Stored data entries
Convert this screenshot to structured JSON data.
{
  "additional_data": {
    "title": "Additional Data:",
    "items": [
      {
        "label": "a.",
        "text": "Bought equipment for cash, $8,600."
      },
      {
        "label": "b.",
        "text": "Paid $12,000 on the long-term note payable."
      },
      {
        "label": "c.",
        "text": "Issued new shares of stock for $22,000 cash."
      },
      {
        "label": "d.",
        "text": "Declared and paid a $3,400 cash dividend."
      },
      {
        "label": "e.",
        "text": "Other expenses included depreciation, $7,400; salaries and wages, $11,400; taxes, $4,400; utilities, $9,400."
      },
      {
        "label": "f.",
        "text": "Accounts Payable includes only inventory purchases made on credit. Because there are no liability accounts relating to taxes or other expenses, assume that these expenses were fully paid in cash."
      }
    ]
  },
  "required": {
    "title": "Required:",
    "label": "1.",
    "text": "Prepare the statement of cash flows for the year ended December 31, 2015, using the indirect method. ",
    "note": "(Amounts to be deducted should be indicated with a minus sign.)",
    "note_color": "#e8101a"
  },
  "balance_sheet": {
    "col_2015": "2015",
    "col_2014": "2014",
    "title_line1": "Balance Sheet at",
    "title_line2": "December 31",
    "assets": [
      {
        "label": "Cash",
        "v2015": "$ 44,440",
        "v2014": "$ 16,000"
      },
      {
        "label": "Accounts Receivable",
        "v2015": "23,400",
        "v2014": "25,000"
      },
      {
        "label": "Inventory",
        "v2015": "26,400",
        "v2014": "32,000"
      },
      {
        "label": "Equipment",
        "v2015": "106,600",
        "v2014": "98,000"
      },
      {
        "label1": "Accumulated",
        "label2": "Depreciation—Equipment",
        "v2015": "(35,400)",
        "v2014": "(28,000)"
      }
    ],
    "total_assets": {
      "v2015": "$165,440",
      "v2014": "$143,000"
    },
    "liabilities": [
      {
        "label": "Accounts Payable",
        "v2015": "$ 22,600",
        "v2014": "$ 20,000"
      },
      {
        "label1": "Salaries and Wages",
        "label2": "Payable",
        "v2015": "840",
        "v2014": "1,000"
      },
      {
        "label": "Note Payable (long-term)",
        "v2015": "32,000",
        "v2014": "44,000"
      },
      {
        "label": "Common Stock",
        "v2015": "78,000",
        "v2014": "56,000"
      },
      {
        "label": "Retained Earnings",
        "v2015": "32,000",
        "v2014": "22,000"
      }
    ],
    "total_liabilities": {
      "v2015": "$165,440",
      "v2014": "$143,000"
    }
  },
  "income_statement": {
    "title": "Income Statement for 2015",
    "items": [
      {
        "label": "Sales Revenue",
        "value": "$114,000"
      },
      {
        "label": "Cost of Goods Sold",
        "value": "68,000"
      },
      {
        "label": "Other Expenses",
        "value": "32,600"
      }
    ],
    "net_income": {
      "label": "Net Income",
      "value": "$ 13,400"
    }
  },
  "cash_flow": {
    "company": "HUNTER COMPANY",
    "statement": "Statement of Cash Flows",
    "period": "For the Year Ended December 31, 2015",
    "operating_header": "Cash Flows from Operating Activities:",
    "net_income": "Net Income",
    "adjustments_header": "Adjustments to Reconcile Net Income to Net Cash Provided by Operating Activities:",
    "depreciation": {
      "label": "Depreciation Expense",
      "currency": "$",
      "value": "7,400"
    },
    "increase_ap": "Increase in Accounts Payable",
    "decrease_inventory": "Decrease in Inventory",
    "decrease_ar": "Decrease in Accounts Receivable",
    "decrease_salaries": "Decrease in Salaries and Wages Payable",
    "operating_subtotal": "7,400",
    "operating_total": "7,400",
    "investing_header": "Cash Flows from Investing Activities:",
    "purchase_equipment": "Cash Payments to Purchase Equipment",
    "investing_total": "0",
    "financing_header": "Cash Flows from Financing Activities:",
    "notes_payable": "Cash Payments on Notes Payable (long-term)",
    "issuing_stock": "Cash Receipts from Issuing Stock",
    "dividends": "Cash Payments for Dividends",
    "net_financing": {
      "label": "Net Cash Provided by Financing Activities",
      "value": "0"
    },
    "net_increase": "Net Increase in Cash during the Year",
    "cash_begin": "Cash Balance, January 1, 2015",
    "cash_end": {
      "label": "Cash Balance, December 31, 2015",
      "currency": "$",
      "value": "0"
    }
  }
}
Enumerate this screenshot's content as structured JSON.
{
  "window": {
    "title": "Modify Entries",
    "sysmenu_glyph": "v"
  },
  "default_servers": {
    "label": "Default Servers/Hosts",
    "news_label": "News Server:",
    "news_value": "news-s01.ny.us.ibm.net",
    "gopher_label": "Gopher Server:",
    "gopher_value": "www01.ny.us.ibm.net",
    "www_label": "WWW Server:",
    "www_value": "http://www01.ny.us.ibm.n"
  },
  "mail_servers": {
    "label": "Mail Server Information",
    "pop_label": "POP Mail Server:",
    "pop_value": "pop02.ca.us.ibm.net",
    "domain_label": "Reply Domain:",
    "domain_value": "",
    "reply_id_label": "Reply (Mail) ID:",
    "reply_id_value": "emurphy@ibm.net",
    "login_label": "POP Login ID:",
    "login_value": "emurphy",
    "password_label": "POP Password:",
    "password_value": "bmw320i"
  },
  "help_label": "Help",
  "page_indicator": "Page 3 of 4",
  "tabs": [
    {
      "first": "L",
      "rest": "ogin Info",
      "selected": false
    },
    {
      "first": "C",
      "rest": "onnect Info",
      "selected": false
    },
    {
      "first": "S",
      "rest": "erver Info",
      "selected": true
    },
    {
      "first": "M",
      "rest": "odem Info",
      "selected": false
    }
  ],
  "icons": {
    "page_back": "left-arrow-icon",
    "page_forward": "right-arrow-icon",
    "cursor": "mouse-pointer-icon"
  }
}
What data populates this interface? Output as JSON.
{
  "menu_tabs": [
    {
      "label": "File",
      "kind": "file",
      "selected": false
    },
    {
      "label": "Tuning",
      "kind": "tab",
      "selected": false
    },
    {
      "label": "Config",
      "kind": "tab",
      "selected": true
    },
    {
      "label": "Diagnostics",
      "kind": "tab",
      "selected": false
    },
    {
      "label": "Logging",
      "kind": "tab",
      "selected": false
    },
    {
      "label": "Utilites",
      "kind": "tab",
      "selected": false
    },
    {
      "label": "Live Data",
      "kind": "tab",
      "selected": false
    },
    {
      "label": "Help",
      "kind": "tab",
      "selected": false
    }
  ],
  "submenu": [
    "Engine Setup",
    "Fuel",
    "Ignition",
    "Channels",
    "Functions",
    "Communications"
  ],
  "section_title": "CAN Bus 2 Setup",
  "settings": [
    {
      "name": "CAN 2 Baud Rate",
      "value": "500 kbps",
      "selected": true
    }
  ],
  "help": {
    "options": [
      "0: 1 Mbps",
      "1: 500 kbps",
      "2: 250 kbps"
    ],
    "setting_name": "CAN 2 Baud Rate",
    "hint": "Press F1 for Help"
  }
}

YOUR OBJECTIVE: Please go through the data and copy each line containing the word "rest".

SOLUTION:
      "rest": "ogin Info",
      "rest": "onnect Info",
      "rest": "erver Info",
      "rest": "odem Info",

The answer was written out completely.